▸ INSTRUCTIONS TO FOLLOW: Using the listing that follows, return every line with the word "amount".

▸ SUPPLIED RECORDS:
•••
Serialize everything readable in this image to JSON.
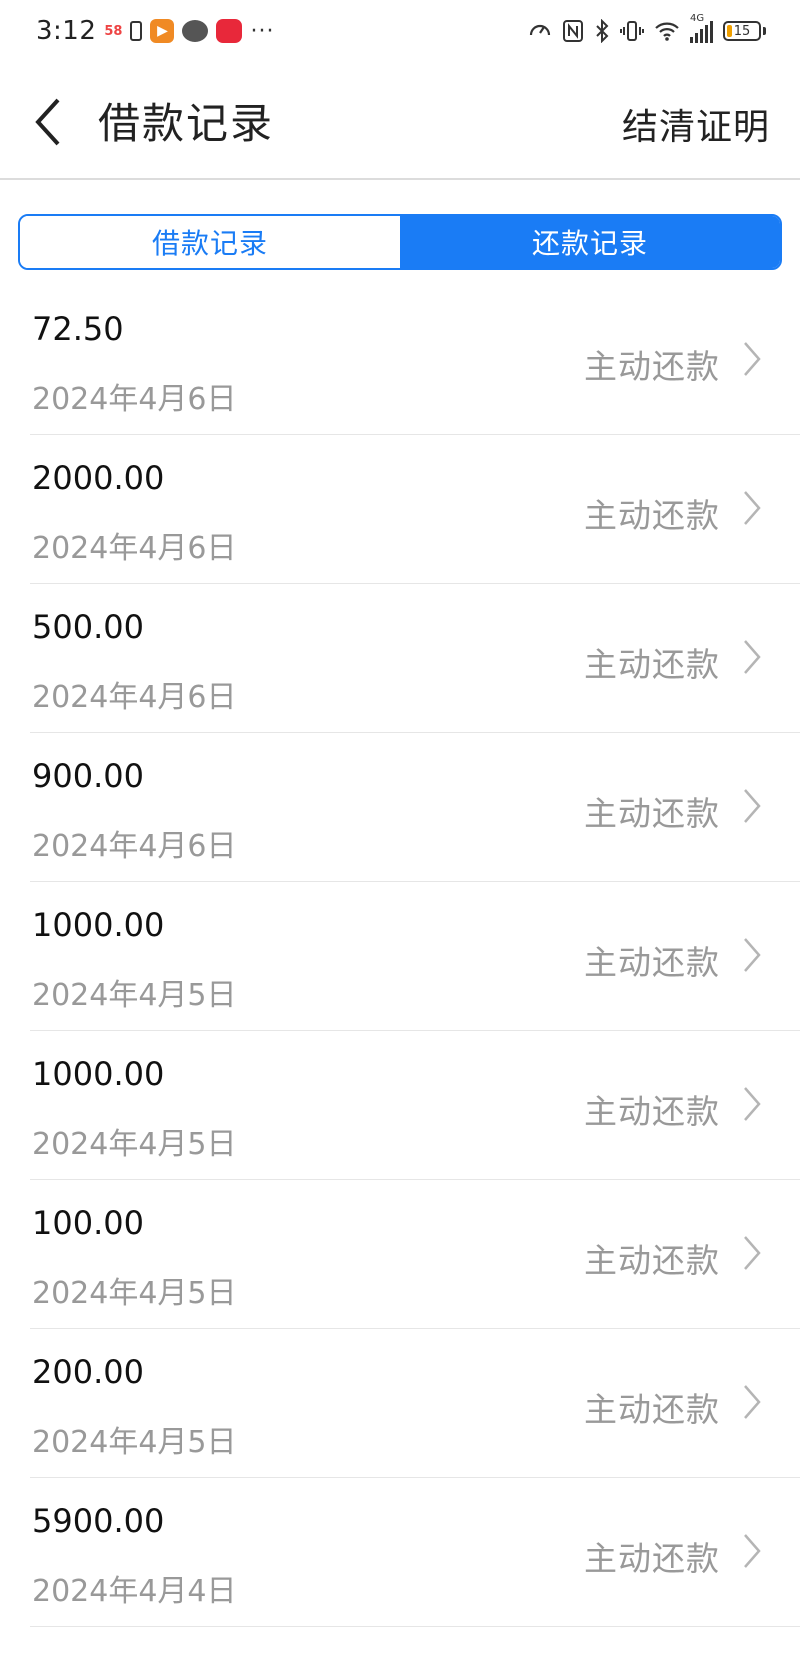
{
  "status_bar": {
    "time": "3:12",
    "app_58": "58",
    "more": "···",
    "network": "4G",
    "battery_level": "15",
    "battery_color": "#f0a000"
  },
  "header": {
    "title": "借款记录",
    "right_action": "结清证明"
  },
  "tabs": [
    {
      "label": "借款记录",
      "active": false
    },
    {
      "label": "还款记录",
      "active": true
    }
  ],
  "accent_color": "#1a7cf5",
  "records": [
    {
      "amount": "72.50",
      "date": "2024年4月6日",
      "type": "主动还款"
    },
    {
      "amount": "2000.00",
      "date": "2024年4月6日",
      "type": "主动还款"
    },
    {
      "amount": "500.00",
      "date": "2024年4月6日",
      "type": "主动还款"
    },
    {
      "amount": "900.00",
      "date": "2024年4月6日",
      "type": "主动还款"
    },
    {
      "amount": "1000.00",
      "date": "2024年4月5日",
      "type": "主动还款"
    },
    {
      "amount": "1000.00",
      "date": "2024年4月5日",
      "type": "主动还款"
    },
    {
      "amount": "100.00",
      "date": "2024年4月5日",
      "type": "主动还款"
    },
    {
      "amount": "200.00",
      "date": "2024年4月5日",
      "type": "主动还款"
    },
    {
      "amount": "5900.00",
      "date": "2024年4月4日",
      "type": "主动还款"
    }
  ]
}
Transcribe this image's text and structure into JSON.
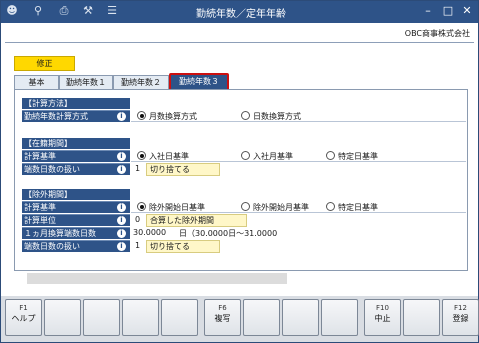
{
  "window": {
    "title": "勤続年数／定年年齢",
    "company": "OBC商事株式会社"
  },
  "toolbar": {
    "icons": [
      "user-add-icon",
      "search-icon",
      "print-icon",
      "tools-icon",
      "list-icon"
    ],
    "window_controls": [
      "minimize-icon",
      "maximize-icon",
      "close-icon"
    ]
  },
  "mode": "修正",
  "tabs": [
    {
      "label": "基本",
      "active": false
    },
    {
      "label": "勤続年数１",
      "active": false
    },
    {
      "label": "勤続年数２",
      "active": false
    },
    {
      "label": "勤続年数３",
      "active": true
    }
  ],
  "calc_method": {
    "section": "【計算方法】",
    "label": "勤続年数計算方式",
    "options": [
      "月数換算方式",
      "日数換算方式"
    ],
    "selected": 0
  },
  "tenure": {
    "section": "【在籍期間】",
    "basis_label": "計算基準",
    "basis_options": [
      "入社日基準",
      "入社月基準",
      "特定日基準"
    ],
    "basis_selected": 0,
    "fraction_label": "端数日数の扱い",
    "fraction_num": "1",
    "fraction_value": "切り捨てる"
  },
  "exclusion": {
    "section": "【除外期間】",
    "basis_label": "計算基準",
    "basis_options": [
      "除外開始日基準",
      "除外開始月基準",
      "特定日基準"
    ],
    "basis_selected": 0,
    "unit_label": "計算単位",
    "unit_num": "0",
    "unit_value": "合算した除外期間",
    "days_label": "１ヵ月換算端数日数",
    "days_value": "30.0000",
    "days_note": "日（30.0000日〜31.0000日）",
    "fraction_label": "端数日数の扱い",
    "fraction_num": "1",
    "fraction_value": "切り捨てる"
  },
  "fkeys": [
    {
      "key": "F1",
      "label": "ヘルプ"
    },
    {
      "key": "",
      "label": ""
    },
    {
      "key": "",
      "label": ""
    },
    {
      "key": "",
      "label": ""
    },
    {
      "key": "",
      "label": ""
    },
    {
      "key": "F6",
      "label": "複写"
    },
    {
      "key": "",
      "label": ""
    },
    {
      "key": "",
      "label": ""
    },
    {
      "key": "",
      "label": ""
    },
    {
      "key": "F10",
      "label": "中止"
    },
    {
      "key": "",
      "label": ""
    },
    {
      "key": "F12",
      "label": "登録"
    }
  ]
}
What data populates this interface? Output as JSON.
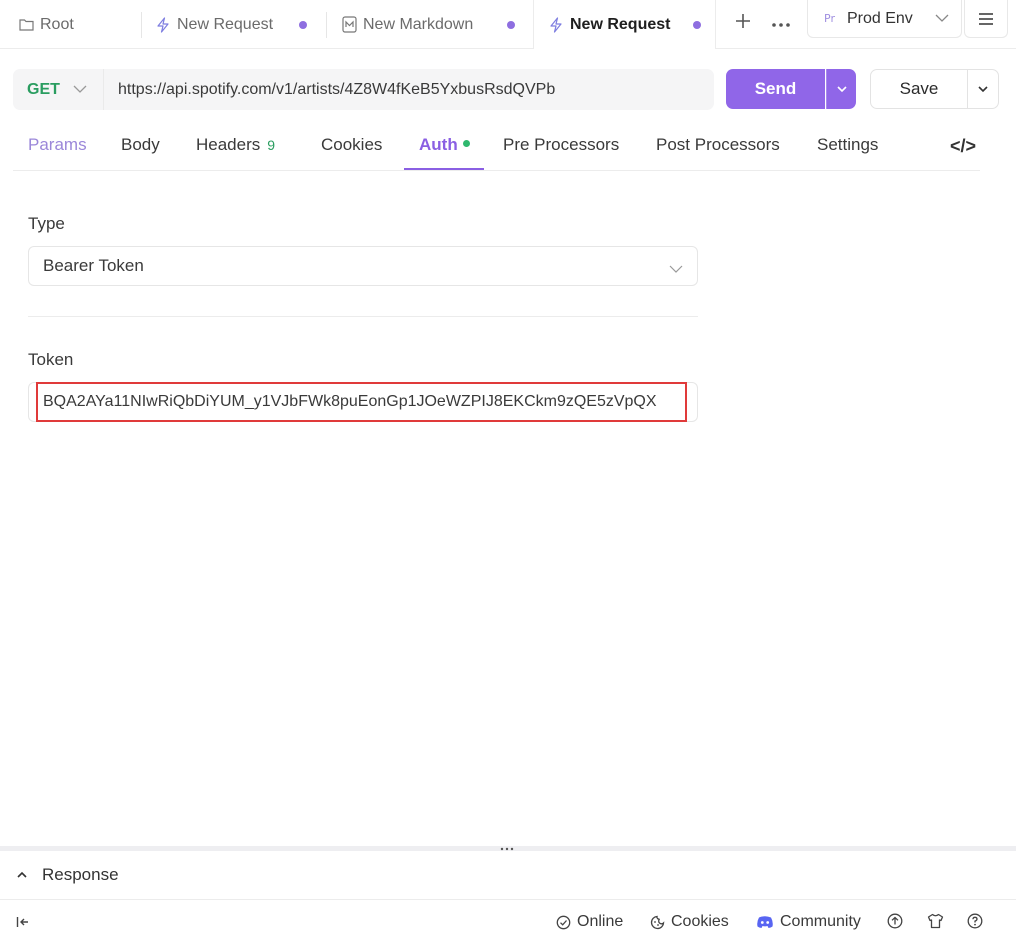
{
  "tabs": [
    {
      "label": "Root",
      "icon": "folder-icon"
    },
    {
      "label": "New Request",
      "icon": "bolt-icon",
      "unsaved": true
    },
    {
      "label": "New Markdown",
      "icon": "markdown-icon",
      "unsaved": true
    },
    {
      "label": "New Request",
      "icon": "bolt-icon",
      "unsaved": true,
      "active": true
    }
  ],
  "env": {
    "badge": "Pr",
    "label": "Prod Env"
  },
  "request": {
    "method": "GET",
    "url": "https://api.spotify.com/v1/artists/4Z8W4fKeB5YxbusRsdQVPb",
    "send_label": "Send",
    "save_label": "Save"
  },
  "subtabs": {
    "params": "Params",
    "body": "Body",
    "headers": "Headers",
    "headers_count": "9",
    "cookies": "Cookies",
    "auth": "Auth",
    "pre": "Pre Processors",
    "post": "Post Processors",
    "settings": "Settings",
    "code": "</>"
  },
  "auth": {
    "type_label": "Type",
    "type_value": "Bearer Token",
    "token_label": "Token",
    "token_value": "BQA2AYa11NIwRiQbDiYUM_y1VJbFWk8puEonGp1JOeWZPIJ8EKCkm9zQE5zVpQX"
  },
  "response": {
    "label": "Response"
  },
  "status": {
    "online": "Online",
    "cookies": "Cookies",
    "community": "Community"
  },
  "colors": {
    "accent": "#9066e8",
    "get_method": "#2a9d60",
    "highlight": "#e03a3a"
  }
}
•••
▸ ANSWER TO THIS EXERCISE:
      "amount": "72.50",
      "amount": "2000.00",
      "amount": "500.00",
      "amount": "900.00",
      "amount": "1000.00",
      "amount": "1000.00",
      "amount": "100.00",
      "amount": "200.00",
      "amount": "5900.00",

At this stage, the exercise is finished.